And I note the desperation in the words of the articles. One writer above takes it upon themselves to speak for “everyone” by saying all humans were offended. In the Slate commentary, not only did the author throw stones at the actress for her costume, but then jeered another article for taking too long in their own denunciation. I hypothesize this motivation to be a selfish concern from these writers–not looking out for those actually offended, but trying hard to say in effect, “See, I’m not racist.”
I witnessed this same response from United States media when professional athlete, Riley Cooper, said the word “nigger”. The response to this blurt was taken more seriously on sports radio and TV talk shows than was another athlete’s, Aaron Hernandez, accusation of murder going on at the same time. In the United States, the threat of being seen as soft on racism is extraordinarily serious. So serious, that these talking heads were noticeably more relaxed talking about killing than about a man’s racial slur. They echoed the beliefs of a vocal segment of United States humans. Thus, it is easier for them to go overboard in their act of empathy than to actually think about the oddity of their position. (In the case of blackface, this oddity might mean rewarding celebrities who dressed up as people of another color while abstaining from wearing skin color makeup.)
Though at first I assumed the blackface saga to be evidence for United States humans becoming evermore extreme in their concern for not offending people and not being labeled as a bigot, it concurrently has revealed that those who are adamant don’t define the position of most United States humans. In response to such articles, at least on more politically neutral Websites, many commentors react with skepticism and disagreement.
What the above media has done is channel this particular paranoid tendency and serve as a mouthpiece for the humans in the United States who have it. Rather than being thought leaders, the authors are being used by this social movement, unknowingly going along for the ride and doing their part to reflect the extremity. And by exemplifying it, they are actually getting their audience to see its unreasonableness.

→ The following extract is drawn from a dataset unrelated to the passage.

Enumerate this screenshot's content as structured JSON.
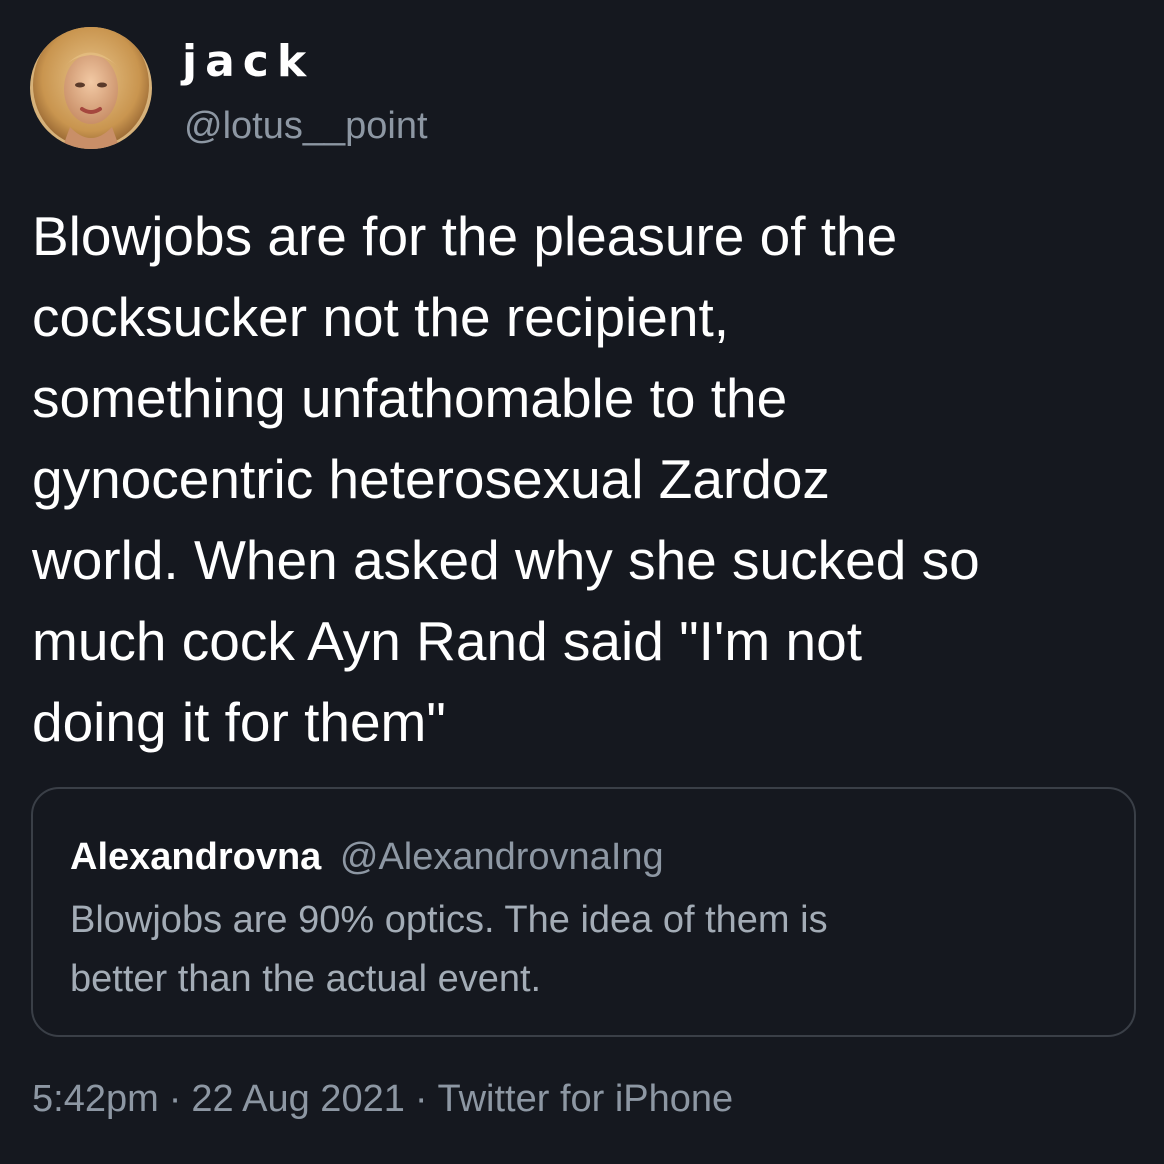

I’ll watch, then, to see if this reflects back on the media so they react to future Julianne Hough’s the way they did to Robert Downey Jr., Fred Armisen, Jimmy Fallon, etc.